TASK STATEMENT
On how many lines of these entries does the word "Mail" occur? State the number alone.

DATASET CONTENT

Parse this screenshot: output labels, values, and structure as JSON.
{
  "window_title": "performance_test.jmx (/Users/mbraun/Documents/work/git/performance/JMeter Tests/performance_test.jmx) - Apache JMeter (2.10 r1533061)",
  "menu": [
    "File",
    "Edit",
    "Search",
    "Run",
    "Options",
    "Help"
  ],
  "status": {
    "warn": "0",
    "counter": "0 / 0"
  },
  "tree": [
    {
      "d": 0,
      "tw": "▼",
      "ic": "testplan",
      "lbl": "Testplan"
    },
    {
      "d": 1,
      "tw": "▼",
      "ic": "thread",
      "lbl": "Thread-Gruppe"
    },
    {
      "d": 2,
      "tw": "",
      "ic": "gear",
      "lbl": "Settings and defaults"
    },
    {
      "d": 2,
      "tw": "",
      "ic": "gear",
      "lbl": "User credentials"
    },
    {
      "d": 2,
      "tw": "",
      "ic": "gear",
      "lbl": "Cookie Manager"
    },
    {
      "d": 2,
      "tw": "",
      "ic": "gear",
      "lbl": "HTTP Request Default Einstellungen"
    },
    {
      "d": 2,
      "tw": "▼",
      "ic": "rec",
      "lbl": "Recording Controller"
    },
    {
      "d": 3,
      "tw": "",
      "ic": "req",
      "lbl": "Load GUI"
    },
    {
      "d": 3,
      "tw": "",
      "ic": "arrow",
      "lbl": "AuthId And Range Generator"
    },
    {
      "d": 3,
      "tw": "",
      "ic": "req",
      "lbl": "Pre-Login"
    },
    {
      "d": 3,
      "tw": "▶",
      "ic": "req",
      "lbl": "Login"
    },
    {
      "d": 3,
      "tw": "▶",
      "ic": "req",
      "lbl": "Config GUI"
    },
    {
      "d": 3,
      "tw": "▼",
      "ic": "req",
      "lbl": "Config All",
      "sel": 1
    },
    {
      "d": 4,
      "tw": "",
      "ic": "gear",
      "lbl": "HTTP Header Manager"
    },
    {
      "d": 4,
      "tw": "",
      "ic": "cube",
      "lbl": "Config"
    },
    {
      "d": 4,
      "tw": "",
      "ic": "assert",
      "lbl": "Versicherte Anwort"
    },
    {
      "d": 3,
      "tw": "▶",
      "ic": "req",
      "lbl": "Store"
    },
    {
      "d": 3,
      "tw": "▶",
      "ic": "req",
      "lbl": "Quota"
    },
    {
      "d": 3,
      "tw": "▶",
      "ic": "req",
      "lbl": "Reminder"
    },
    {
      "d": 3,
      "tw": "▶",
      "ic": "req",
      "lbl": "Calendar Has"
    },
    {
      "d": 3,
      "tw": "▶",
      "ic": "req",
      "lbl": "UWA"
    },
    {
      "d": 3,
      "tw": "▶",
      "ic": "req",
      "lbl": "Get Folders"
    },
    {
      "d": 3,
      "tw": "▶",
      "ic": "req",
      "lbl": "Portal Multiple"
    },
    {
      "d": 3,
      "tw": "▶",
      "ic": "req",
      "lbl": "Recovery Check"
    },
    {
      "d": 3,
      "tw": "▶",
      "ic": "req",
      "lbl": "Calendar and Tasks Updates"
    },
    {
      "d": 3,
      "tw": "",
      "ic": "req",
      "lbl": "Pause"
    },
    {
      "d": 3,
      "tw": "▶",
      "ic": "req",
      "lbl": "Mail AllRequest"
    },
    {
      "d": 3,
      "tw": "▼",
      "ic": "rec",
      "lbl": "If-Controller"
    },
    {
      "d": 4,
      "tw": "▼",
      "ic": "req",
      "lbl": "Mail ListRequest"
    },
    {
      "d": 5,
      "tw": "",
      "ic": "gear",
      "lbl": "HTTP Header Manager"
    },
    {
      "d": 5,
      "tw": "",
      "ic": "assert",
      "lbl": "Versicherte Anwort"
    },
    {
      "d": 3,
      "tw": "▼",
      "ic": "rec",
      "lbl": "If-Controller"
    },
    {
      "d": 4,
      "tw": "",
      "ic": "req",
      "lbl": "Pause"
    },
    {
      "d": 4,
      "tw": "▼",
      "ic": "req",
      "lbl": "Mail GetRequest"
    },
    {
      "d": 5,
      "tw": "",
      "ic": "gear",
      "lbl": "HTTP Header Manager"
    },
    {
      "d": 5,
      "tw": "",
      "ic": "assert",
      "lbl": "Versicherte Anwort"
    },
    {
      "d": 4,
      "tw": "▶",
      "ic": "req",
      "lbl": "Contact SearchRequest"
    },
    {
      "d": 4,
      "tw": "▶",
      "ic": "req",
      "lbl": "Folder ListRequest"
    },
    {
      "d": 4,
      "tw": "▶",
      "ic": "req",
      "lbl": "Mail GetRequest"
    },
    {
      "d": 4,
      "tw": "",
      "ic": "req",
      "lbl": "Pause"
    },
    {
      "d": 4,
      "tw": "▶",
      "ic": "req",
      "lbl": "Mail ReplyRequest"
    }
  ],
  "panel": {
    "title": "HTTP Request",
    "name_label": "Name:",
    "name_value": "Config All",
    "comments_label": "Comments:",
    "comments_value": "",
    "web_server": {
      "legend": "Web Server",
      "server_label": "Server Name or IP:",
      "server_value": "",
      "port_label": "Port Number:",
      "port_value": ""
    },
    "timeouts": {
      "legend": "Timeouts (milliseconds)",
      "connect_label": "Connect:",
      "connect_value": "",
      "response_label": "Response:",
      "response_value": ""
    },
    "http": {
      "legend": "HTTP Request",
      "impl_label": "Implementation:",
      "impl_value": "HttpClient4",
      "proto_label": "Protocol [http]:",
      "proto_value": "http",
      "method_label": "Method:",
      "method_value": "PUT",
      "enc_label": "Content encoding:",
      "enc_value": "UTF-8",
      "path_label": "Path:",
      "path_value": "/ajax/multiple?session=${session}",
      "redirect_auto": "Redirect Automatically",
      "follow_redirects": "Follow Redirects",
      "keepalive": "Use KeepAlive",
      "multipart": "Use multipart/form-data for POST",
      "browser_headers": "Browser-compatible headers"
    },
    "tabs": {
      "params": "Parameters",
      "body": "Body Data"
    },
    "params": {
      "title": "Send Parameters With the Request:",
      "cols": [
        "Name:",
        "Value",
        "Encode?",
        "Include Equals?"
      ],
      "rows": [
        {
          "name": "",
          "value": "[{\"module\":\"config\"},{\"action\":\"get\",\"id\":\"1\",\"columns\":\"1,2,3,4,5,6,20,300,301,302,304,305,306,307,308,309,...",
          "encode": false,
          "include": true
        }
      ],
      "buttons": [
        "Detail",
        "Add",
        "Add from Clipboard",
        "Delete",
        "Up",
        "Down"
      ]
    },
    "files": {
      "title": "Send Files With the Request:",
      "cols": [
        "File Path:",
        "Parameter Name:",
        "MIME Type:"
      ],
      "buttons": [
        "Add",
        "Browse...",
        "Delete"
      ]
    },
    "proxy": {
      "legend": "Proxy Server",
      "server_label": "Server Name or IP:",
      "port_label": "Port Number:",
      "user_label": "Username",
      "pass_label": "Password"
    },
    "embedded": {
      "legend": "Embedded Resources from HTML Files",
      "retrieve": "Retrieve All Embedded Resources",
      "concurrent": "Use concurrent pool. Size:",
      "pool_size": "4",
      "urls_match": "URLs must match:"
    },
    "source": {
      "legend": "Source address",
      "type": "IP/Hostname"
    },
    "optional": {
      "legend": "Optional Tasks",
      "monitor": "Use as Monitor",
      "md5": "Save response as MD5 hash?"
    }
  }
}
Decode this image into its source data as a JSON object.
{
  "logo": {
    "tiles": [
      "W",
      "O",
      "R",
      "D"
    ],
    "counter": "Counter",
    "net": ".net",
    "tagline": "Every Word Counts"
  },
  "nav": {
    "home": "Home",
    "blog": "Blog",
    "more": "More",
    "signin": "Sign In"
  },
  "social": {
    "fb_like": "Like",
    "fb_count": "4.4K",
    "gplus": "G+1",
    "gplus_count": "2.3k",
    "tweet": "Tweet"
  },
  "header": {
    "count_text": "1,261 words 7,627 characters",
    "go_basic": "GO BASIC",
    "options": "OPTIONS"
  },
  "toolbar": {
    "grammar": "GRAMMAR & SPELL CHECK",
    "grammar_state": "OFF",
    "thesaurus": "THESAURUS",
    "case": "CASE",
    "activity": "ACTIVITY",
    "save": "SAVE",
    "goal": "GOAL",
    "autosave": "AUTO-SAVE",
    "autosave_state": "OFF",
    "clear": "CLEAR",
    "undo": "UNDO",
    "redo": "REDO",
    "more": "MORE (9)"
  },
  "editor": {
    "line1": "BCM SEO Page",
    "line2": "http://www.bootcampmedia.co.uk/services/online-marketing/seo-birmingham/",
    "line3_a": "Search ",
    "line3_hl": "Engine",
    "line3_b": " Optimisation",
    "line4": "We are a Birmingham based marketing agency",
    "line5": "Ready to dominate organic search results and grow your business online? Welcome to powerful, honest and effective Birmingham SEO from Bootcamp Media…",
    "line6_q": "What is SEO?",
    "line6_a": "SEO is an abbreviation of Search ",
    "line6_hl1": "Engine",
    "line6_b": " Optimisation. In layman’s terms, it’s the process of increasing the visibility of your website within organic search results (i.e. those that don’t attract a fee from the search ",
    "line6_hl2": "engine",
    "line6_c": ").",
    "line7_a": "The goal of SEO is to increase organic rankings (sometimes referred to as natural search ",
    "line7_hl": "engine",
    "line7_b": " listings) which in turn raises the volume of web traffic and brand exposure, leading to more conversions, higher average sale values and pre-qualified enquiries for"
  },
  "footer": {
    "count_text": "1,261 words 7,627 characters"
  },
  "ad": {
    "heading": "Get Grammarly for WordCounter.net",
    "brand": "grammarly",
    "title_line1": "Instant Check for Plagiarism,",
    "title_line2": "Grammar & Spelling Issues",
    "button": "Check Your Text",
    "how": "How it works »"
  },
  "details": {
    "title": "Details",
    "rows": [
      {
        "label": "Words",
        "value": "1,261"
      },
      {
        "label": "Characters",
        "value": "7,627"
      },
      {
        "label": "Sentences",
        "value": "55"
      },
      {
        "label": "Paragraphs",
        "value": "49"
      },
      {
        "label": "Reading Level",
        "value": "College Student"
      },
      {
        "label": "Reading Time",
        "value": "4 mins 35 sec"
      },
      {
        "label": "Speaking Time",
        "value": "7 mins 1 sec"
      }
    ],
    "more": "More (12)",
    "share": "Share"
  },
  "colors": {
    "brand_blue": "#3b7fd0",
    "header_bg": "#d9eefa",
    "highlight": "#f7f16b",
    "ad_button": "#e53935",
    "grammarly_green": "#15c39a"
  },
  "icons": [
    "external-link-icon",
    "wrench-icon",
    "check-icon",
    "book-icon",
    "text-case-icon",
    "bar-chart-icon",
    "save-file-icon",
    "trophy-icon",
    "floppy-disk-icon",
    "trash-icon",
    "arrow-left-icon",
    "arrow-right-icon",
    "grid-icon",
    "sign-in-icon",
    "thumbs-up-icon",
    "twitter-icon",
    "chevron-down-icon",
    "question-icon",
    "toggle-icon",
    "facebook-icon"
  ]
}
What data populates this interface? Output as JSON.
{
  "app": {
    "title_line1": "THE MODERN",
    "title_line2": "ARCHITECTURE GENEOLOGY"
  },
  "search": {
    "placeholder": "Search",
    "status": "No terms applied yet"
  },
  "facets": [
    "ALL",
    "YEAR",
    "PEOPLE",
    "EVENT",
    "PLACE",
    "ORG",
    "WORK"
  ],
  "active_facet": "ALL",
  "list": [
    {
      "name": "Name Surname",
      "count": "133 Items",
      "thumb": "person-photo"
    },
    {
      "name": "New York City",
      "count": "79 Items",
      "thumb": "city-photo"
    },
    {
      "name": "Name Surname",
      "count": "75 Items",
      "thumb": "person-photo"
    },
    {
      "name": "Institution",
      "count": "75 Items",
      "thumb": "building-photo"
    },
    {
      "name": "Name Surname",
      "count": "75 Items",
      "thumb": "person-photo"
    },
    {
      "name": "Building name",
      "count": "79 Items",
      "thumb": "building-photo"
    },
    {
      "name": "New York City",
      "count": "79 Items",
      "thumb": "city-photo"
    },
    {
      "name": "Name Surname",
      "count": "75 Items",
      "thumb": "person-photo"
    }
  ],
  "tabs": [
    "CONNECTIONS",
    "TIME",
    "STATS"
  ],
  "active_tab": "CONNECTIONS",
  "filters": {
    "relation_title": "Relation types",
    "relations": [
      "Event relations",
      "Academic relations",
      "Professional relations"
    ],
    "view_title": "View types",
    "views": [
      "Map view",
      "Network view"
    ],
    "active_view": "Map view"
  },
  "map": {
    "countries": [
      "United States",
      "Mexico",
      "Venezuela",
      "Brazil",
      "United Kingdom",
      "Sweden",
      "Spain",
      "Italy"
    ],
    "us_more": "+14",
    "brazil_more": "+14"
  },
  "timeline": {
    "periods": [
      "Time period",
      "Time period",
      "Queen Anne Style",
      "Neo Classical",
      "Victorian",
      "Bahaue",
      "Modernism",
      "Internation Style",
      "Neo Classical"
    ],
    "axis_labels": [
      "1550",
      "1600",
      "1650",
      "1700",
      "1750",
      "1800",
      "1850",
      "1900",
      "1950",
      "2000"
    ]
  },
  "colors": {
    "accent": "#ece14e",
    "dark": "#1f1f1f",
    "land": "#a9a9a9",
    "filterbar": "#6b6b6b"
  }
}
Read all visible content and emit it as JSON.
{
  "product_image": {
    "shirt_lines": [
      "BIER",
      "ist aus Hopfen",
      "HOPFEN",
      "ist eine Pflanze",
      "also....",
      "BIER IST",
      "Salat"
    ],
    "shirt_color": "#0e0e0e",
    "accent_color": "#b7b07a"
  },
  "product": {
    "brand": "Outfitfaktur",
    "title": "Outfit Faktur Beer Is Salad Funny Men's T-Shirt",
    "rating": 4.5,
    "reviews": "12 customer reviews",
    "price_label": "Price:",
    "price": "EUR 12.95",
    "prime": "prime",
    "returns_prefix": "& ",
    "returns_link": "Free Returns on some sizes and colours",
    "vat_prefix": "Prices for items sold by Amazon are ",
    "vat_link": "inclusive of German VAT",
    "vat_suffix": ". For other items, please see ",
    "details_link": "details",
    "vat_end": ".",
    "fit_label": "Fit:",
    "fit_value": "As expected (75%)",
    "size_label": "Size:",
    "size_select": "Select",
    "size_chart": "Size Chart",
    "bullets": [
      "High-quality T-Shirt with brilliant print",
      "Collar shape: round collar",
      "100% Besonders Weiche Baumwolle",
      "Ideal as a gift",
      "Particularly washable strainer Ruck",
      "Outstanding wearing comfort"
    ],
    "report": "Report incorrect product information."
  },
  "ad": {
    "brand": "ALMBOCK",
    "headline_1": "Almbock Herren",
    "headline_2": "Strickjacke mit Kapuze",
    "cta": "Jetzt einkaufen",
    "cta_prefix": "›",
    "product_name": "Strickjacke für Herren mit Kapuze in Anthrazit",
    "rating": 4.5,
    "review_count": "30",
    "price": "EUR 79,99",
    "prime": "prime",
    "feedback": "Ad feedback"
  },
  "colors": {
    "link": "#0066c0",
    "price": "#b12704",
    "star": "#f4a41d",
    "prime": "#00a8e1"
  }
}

ANSWER SECTION
5